Exercise: Whenever a line in this data holds the word "icon", report that line in full.

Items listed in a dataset
------------------------

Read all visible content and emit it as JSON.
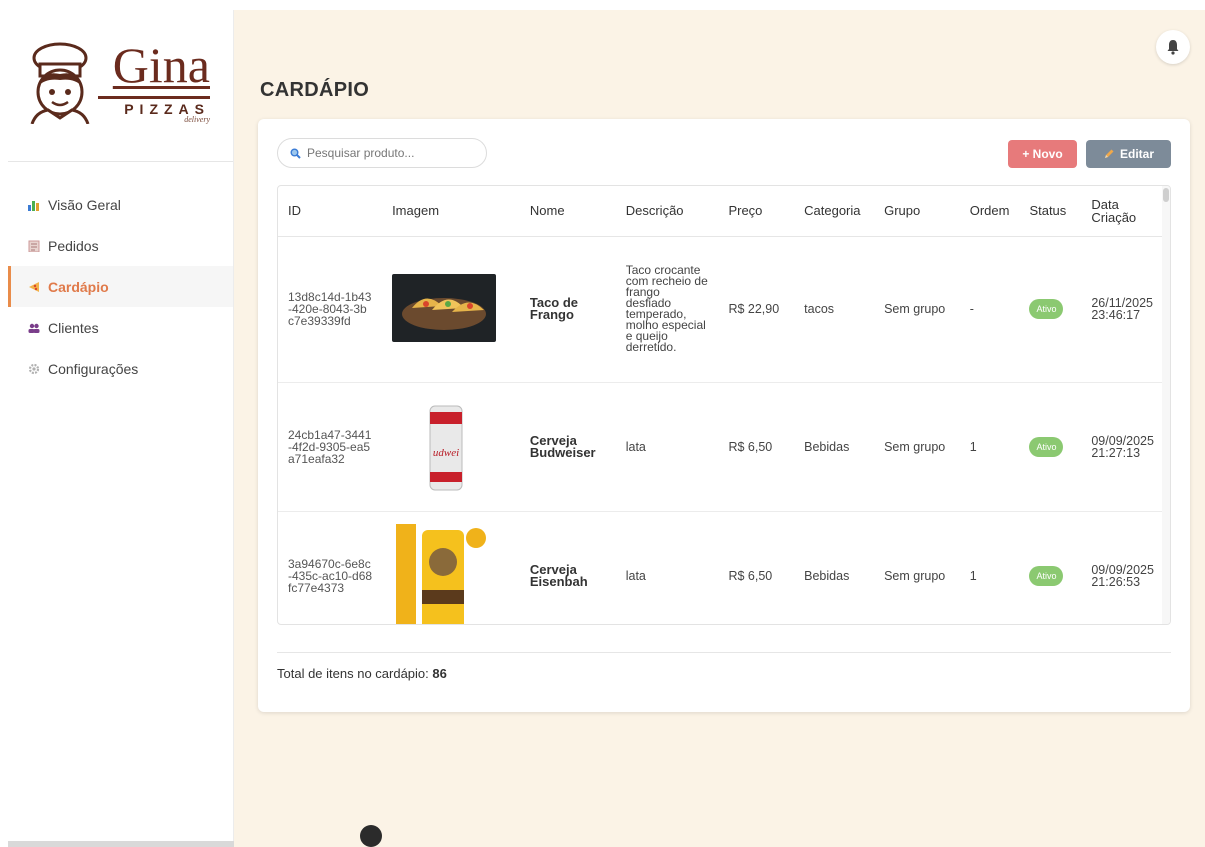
{
  "brand": {
    "name": "Gina",
    "sub": "PIZZAS",
    "tagline": "delivery"
  },
  "sidebar": {
    "items": [
      {
        "label": "Visão Geral",
        "icon": "chart-icon"
      },
      {
        "label": "Pedidos",
        "icon": "clipboard-icon"
      },
      {
        "label": "Cardápio",
        "icon": "pizza-icon",
        "active": true
      },
      {
        "label": "Clientes",
        "icon": "users-icon"
      },
      {
        "label": "Configurações",
        "icon": "gear-icon"
      }
    ]
  },
  "header": {
    "title": "CARDÁPIO",
    "notification_icon": "bell-icon"
  },
  "toolbar": {
    "search_placeholder": "Pesquisar produto...",
    "new_label": "+ Novo",
    "edit_label": "Editar"
  },
  "table": {
    "columns": [
      "ID",
      "Imagem",
      "Nome",
      "Descrição",
      "Preço",
      "Categoria",
      "Grupo",
      "Ordem",
      "Status",
      "Data Criação"
    ],
    "rows": [
      {
        "id": "13d8c14d-1b43-420e-8043-3bc7e39339fd",
        "image": "taco-photo",
        "nome": "Taco de Frango",
        "descricao": "Taco crocante com recheio de frango desfiado temperado, molho especial e queijo derretido.",
        "preco": "R$ 22,90",
        "categoria": "tacos",
        "grupo": "Sem grupo",
        "ordem": "-",
        "status": "Ativo",
        "data": "26/11/2025 23:46:17"
      },
      {
        "id": "24cb1a47-3441-4f2d-9305-ea5a71eafa32",
        "image": "budweiser-can-photo",
        "nome": "Cerveja Budweiser",
        "descricao": "lata",
        "preco": "R$ 6,50",
        "categoria": "Bebidas",
        "grupo": "Sem grupo",
        "ordem": "1",
        "status": "Ativo",
        "data": "09/09/2025 21:27:13"
      },
      {
        "id": "3a94670c-6e8c-435c-ac10-d68fc77e4373",
        "image": "eisenbahn-can-photo",
        "nome": "Cerveja Eisenbah",
        "descricao": "lata",
        "preco": "R$ 6,50",
        "categoria": "Bebidas",
        "grupo": "Sem grupo",
        "ordem": "1",
        "status": "Ativo",
        "data": "09/09/2025 21:26:53"
      }
    ]
  },
  "footer": {
    "total_label": "Total de itens no cardápio:",
    "total_value": "86"
  },
  "colors": {
    "accent": "#e07a4a",
    "background": "#fbf3e6",
    "new_button": "#e77a7b",
    "edit_button": "#7d8b99",
    "status_active": "#8bc971"
  }
}
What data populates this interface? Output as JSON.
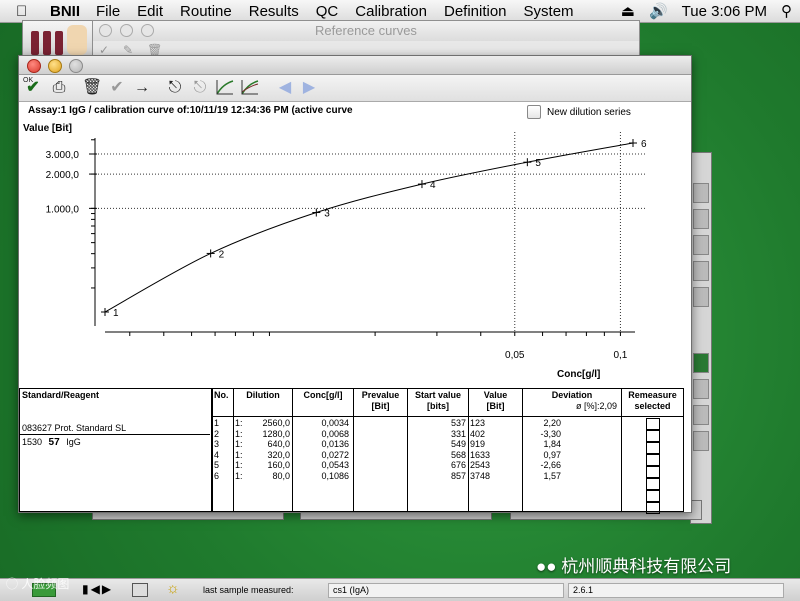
{
  "menubar": {
    "app": "BNII",
    "items": [
      "File",
      "Edit",
      "Routine",
      "Results",
      "QC",
      "Calibration",
      "Definition",
      "System"
    ],
    "clock": "Tue 3:06 PM"
  },
  "bg_window": {
    "title": "Reference curves"
  },
  "window": {
    "assay_title": "Assay:1 IgG / calibration curve of:10/11/19 12:34:36 PM  (active curve",
    "new_dilution_label": "New dilution series",
    "toolbar_ok": "OK"
  },
  "chart_data": {
    "type": "line",
    "ylabel": "Value [Bit]",
    "xlabel": "Conc[g/l]",
    "x_scale": "log",
    "y_scale": "log",
    "y_ticks": [
      "3.000,0",
      "2.000,0",
      "1.000,0"
    ],
    "x_ticks": [
      "0,05",
      "0,1"
    ],
    "grid": "dotted",
    "series": [
      {
        "points": [
          {
            "label": "1",
            "x": 0.0034,
            "y": 123
          },
          {
            "label": "2",
            "x": 0.0068,
            "y": 402
          },
          {
            "label": "3",
            "x": 0.0136,
            "y": 919
          },
          {
            "label": "4",
            "x": 0.0272,
            "y": 1633
          },
          {
            "label": "5",
            "x": 0.0543,
            "y": 2543
          },
          {
            "label": "6",
            "x": 0.1086,
            "y": 3748
          }
        ]
      }
    ]
  },
  "table": {
    "headers": {
      "standard": "Standard/Reagent",
      "no": "No.",
      "dilution": "Dilution",
      "conc": "Conc[g/l]",
      "prevalue": "Prevalue\n[Bit]",
      "start": "Start value\n[bits]",
      "value": "Value\n[Bit]",
      "deviation": "Deviation",
      "deviation_sub": "ø [%]:2,09",
      "remeasure": "Remeasure\nselected"
    },
    "standard_name": "083627 Prot. Standard SL",
    "standard_line2_a": "1530",
    "standard_line2_b": "57",
    "standard_line2_c": "IgG",
    "rows": [
      {
        "no": "1",
        "dil_a": "1:",
        "dil_b": "2560,0",
        "conc": "0,0034",
        "prevalue": "",
        "start": "537",
        "value": "123",
        "deviation": "2,20"
      },
      {
        "no": "2",
        "dil_a": "1:",
        "dil_b": "1280,0",
        "conc": "0,0068",
        "prevalue": "",
        "start": "331",
        "value": "402",
        "deviation": "-3,30"
      },
      {
        "no": "3",
        "dil_a": "1:",
        "dil_b": "640,0",
        "conc": "0,0136",
        "prevalue": "",
        "start": "549",
        "value": "919",
        "deviation": "1,84"
      },
      {
        "no": "4",
        "dil_a": "1:",
        "dil_b": "320,0",
        "conc": "0,0272",
        "prevalue": "",
        "start": "568",
        "value": "1633",
        "deviation": "0,97"
      },
      {
        "no": "5",
        "dil_a": "1:",
        "dil_b": "160,0",
        "conc": "0,0543",
        "prevalue": "",
        "start": "676",
        "value": "2543",
        "deviation": "-2,66"
      },
      {
        "no": "6",
        "dil_a": "1:",
        "dil_b": "80,0",
        "conc": "0,1086",
        "prevalue": "",
        "start": "857",
        "value": "3748",
        "deviation": "1,57"
      }
    ]
  },
  "statusbar": {
    "last_sample_label": "last sample measured:",
    "last_sample_value": "cs1 (IgA)",
    "version": "2.6.1"
  },
  "watermark": "杭州顺典科技有限公司",
  "watermark2": "人脸频图"
}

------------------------

Task output:
        "icon": "chart-icon"
        "icon": "clipboard-icon"
        "icon": "pizza-icon",
        "icon": "users-icon"
        "icon": "gear-icon"
    "notification_icon": "bell-icon"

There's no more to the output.